» **Given entries**:
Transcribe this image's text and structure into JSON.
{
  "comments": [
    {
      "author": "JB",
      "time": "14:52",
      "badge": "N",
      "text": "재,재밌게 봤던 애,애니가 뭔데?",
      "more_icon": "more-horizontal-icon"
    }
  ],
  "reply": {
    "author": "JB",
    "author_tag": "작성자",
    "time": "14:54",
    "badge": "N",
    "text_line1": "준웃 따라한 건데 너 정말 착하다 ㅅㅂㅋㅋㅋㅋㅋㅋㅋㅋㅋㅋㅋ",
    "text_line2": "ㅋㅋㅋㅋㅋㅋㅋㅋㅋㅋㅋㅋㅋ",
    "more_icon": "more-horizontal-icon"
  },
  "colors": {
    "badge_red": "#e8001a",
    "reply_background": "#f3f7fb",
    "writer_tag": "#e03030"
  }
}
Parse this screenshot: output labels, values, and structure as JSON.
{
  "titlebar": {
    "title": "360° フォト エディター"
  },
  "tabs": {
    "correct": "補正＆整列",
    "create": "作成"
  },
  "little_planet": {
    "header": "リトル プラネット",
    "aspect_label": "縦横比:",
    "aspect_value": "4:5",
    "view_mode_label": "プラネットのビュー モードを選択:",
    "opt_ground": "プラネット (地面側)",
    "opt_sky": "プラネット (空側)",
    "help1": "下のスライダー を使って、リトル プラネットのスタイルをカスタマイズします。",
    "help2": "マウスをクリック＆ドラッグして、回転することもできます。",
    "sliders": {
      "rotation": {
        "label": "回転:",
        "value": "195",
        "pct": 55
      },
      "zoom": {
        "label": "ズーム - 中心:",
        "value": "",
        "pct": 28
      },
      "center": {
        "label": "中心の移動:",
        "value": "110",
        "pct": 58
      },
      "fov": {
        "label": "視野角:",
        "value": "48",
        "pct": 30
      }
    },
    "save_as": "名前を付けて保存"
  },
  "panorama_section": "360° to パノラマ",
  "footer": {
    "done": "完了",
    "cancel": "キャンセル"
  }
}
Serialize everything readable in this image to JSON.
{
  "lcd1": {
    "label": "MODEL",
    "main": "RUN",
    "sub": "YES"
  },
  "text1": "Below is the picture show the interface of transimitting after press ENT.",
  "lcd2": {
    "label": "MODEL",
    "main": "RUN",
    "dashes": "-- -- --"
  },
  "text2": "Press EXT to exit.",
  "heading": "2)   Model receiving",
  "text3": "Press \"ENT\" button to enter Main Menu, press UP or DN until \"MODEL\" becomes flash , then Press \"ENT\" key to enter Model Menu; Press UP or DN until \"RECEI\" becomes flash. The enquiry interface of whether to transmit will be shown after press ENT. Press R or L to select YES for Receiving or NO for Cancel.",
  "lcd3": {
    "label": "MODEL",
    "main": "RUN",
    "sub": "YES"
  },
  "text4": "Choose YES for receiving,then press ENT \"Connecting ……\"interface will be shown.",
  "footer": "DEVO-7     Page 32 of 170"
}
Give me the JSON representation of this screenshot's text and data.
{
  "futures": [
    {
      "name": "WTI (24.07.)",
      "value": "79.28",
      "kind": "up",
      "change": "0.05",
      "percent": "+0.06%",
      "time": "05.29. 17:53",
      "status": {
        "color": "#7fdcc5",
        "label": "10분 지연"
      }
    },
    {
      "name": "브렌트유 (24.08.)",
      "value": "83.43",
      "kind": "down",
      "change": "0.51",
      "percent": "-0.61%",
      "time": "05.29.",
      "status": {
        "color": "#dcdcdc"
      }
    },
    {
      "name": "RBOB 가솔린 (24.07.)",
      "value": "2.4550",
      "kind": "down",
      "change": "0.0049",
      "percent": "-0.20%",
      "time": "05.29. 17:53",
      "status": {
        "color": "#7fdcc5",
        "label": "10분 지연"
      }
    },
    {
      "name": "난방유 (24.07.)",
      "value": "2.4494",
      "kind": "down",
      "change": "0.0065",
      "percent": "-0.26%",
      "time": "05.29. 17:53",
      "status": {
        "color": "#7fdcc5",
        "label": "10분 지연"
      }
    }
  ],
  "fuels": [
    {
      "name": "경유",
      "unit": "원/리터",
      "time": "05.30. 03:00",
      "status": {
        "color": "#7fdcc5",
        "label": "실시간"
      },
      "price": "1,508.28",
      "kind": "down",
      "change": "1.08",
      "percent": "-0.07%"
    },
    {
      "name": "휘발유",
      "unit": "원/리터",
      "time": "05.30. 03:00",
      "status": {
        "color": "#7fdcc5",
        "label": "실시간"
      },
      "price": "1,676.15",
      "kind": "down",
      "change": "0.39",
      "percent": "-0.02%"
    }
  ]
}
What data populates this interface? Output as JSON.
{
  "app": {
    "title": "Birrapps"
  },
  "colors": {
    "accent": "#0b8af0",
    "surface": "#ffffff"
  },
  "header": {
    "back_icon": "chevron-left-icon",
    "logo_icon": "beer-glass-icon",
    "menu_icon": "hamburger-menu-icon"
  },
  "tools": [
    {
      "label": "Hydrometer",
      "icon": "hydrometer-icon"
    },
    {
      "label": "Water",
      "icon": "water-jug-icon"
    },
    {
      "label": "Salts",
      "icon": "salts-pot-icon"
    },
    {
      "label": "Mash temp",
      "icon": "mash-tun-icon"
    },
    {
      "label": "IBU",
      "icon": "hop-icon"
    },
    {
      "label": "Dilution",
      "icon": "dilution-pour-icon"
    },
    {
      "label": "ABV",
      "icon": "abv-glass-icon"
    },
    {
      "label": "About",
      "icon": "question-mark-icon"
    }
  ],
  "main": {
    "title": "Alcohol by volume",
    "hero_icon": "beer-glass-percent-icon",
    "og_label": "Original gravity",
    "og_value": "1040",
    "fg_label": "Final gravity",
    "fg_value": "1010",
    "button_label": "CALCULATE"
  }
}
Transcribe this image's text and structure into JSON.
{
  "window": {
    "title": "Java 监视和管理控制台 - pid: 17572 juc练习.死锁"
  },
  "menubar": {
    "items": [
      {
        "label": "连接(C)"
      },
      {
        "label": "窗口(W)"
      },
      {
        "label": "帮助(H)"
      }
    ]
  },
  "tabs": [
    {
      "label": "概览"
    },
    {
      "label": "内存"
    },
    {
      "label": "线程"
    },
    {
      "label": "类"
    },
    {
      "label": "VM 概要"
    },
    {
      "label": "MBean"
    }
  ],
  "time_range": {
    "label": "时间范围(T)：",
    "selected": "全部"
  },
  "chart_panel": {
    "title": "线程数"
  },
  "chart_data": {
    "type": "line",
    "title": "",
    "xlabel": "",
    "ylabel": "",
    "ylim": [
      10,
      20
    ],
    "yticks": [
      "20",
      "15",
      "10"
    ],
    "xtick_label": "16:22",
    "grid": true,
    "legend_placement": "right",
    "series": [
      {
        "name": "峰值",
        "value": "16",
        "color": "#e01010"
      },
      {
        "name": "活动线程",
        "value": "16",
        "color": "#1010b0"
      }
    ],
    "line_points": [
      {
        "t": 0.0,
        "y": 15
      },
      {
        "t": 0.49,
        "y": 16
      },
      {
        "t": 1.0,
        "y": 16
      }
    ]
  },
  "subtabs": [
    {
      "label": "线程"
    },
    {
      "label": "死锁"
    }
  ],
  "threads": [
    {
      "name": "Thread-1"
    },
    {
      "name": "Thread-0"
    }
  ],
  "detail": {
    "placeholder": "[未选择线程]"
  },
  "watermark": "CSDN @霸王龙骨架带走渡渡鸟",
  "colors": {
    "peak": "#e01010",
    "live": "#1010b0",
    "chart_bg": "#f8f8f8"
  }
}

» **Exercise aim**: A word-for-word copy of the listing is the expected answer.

» **Response to the exercise**:
Transcribe this image's text and structure into JSON.
{
  "comments": [
    {
      "author": "JB",
      "time": "14:52",
      "badge": "N",
      "text": "재,재밌게 봤던 애,애니가 뭔데?",
      "more_icon": "more-horizontal-icon"
    }
  ],
  "reply": {
    "author": "JB",
    "author_tag": "작성자",
    "time": "14:54",
    "badge": "N",
    "text_line1": "준웃 따라한 건데 너 정말 착하다 ㅅㅂㅋㅋㅋㅋㅋㅋㅋㅋㅋㅋㅋ",
    "text_line2": "ㅋㅋㅋㅋㅋㅋㅋㅋㅋㅋㅋㅋㅋ",
    "more_icon": "more-horizontal-icon"
  },
  "colors": {
    "badge_red": "#e8001a",
    "reply_background": "#f3f7fb",
    "writer_tag": "#e03030"
  }
}
Parse this screenshot: output labels, values, and structure as JSON.
{
  "titlebar": {
    "title": "360° フォト エディター"
  },
  "tabs": {
    "correct": "補正＆整列",
    "create": "作成"
  },
  "little_planet": {
    "header": "リトル プラネット",
    "aspect_label": "縦横比:",
    "aspect_value": "4:5",
    "view_mode_label": "プラネットのビュー モードを選択:",
    "opt_ground": "プラネット (地面側)",
    "opt_sky": "プラネット (空側)",
    "help1": "下のスライダー を使って、リトル プラネットのスタイルをカスタマイズします。",
    "help2": "マウスをクリック＆ドラッグして、回転することもできます。",
    "sliders": {
      "rotation": {
        "label": "回転:",
        "value": "195",
        "pct": 55
      },
      "zoom": {
        "label": "ズーム - 中心:",
        "value": "",
        "pct": 28
      },
      "center": {
        "label": "中心の移動:",
        "value": "110",
        "pct": 58
      },
      "fov": {
        "label": "視野角:",
        "value": "48",
        "pct": 30
      }
    },
    "save_as": "名前を付けて保存"
  },
  "panorama_section": "360° to パノラマ",
  "footer": {
    "done": "完了",
    "cancel": "キャンセル"
  }
}
Serialize everything readable in this image to JSON.
{
  "lcd1": {
    "label": "MODEL",
    "main": "RUN",
    "sub": "YES"
  },
  "text1": "Below is the picture show the interface of transimitting after press ENT.",
  "lcd2": {
    "label": "MODEL",
    "main": "RUN",
    "dashes": "-- -- --"
  },
  "text2": "Press EXT to exit.",
  "heading": "2)   Model receiving",
  "text3": "Press \"ENT\" button to enter Main Menu, press UP or DN until \"MODEL\" becomes flash , then Press \"ENT\" key to enter Model Menu; Press UP or DN until \"RECEI\" becomes flash. The enquiry interface of whether to transmit will be shown after press ENT. Press R or L to select YES for Receiving or NO for Cancel.",
  "lcd3": {
    "label": "MODEL",
    "main": "RUN",
    "sub": "YES"
  },
  "text4": "Choose YES for receiving,then press ENT \"Connecting ……\"interface will be shown.",
  "footer": "DEVO-7     Page 32 of 170"
}
Give me the JSON representation of this screenshot's text and data.
{
  "futures": [
    {
      "name": "WTI (24.07.)",
      "value": "79.28",
      "kind": "up",
      "change": "0.05",
      "percent": "+0.06%",
      "time": "05.29. 17:53",
      "status": {
        "color": "#7fdcc5",
        "label": "10분 지연"
      }
    },
    {
      "name": "브렌트유 (24.08.)",
      "value": "83.43",
      "kind": "down",
      "change": "0.51",
      "percent": "-0.61%",
      "time": "05.29.",
      "status": {
        "color": "#dcdcdc"
      }
    },
    {
      "name": "RBOB 가솔린 (24.07.)",
      "value": "2.4550",
      "kind": "down",
      "change": "0.0049",
      "percent": "-0.20%",
      "time": "05.29. 17:53",
      "status": {
        "color": "#7fdcc5",
        "label": "10분 지연"
      }
    },
    {
      "name": "난방유 (24.07.)",
      "value": "2.4494",
      "kind": "down",
      "change": "0.0065",
      "percent": "-0.26%",
      "time": "05.29. 17:53",
      "status": {
        "color": "#7fdcc5",
        "label": "10분 지연"
      }
    }
  ],
  "fuels": [
    {
      "name": "경유",
      "unit": "원/리터",
      "time": "05.30. 03:00",
      "status": {
        "color": "#7fdcc5",
        "label": "실시간"
      },
      "price": "1,508.28",
      "kind": "down",
      "change": "1.08",
      "percent": "-0.07%"
    },
    {
      "name": "휘발유",
      "unit": "원/리터",
      "time": "05.30. 03:00",
      "status": {
        "color": "#7fdcc5",
        "label": "실시간"
      },
      "price": "1,676.15",
      "kind": "down",
      "change": "0.39",
      "percent": "-0.02%"
    }
  ]
}
What data populates this interface? Output as JSON.
{
  "app": {
    "title": "Birrapps"
  },
  "colors": {
    "accent": "#0b8af0",
    "surface": "#ffffff"
  },
  "header": {
    "back_icon": "chevron-left-icon",
    "logo_icon": "beer-glass-icon",
    "menu_icon": "hamburger-menu-icon"
  },
  "tools": [
    {
      "label": "Hydrometer",
      "icon": "hydrometer-icon"
    },
    {
      "label": "Water",
      "icon": "water-jug-icon"
    },
    {
      "label": "Salts",
      "icon": "salts-pot-icon"
    },
    {
      "label": "Mash temp",
      "icon": "mash-tun-icon"
    },
    {
      "label": "IBU",
      "icon": "hop-icon"
    },
    {
      "label": "Dilution",
      "icon": "dilution-pour-icon"
    },
    {
      "label": "ABV",
      "icon": "abv-glass-icon"
    },
    {
      "label": "About",
      "icon": "question-mark-icon"
    }
  ],
  "main": {
    "title": "Alcohol by volume",
    "hero_icon": "beer-glass-percent-icon",
    "og_label": "Original gravity",
    "og_value": "1040",
    "fg_label": "Final gravity",
    "fg_value": "1010",
    "button_label": "CALCULATE"
  }
}
Transcribe this image's text and structure into JSON.
{
  "window": {
    "title": "Java 监视和管理控制台 - pid: 17572 juc练习.死锁"
  },
  "menubar": {
    "items": [
      {
        "label": "连接(C)"
      },
      {
        "label": "窗口(W)"
      },
      {
        "label": "帮助(H)"
      }
    ]
  },
  "tabs": [
    {
      "label": "概览"
    },
    {
      "label": "内存"
    },
    {
      "label": "线程"
    },
    {
      "label": "类"
    },
    {
      "label": "VM 概要"
    },
    {
      "label": "MBean"
    }
  ],
  "time_range": {
    "label": "时间范围(T)：",
    "selected": "全部"
  },
  "chart_panel": {
    "title": "线程数"
  },
  "chart_data": {
    "type": "line",
    "title": "",
    "xlabel": "",
    "ylabel": "",
    "ylim": [
      10,
      20
    ],
    "yticks": [
      "20",
      "15",
      "10"
    ],
    "xtick_label": "16:22",
    "grid": true,
    "legend_placement": "right",
    "series": [
      {
        "name": "峰值",
        "value": "16",
        "color": "#e01010"
      },
      {
        "name": "活动线程",
        "value": "16",
        "color": "#1010b0"
      }
    ],
    "line_points": [
      {
        "t": 0.0,
        "y": 15
      },
      {
        "t": 0.49,
        "y": 16
      },
      {
        "t": 1.0,
        "y": 16
      }
    ]
  },
  "subtabs": [
    {
      "label": "线程"
    },
    {
      "label": "死锁"
    }
  ],
  "threads": [
    {
      "name": "Thread-1"
    },
    {
      "name": "Thread-0"
    }
  ],
  "detail": {
    "placeholder": "[未选择线程]"
  },
  "watermark": "CSDN @霸王龙骨架带走渡渡鸟",
  "colors": {
    "peak": "#e01010",
    "live": "#1010b0",
    "chart_bg": "#f8f8f8"
  }
}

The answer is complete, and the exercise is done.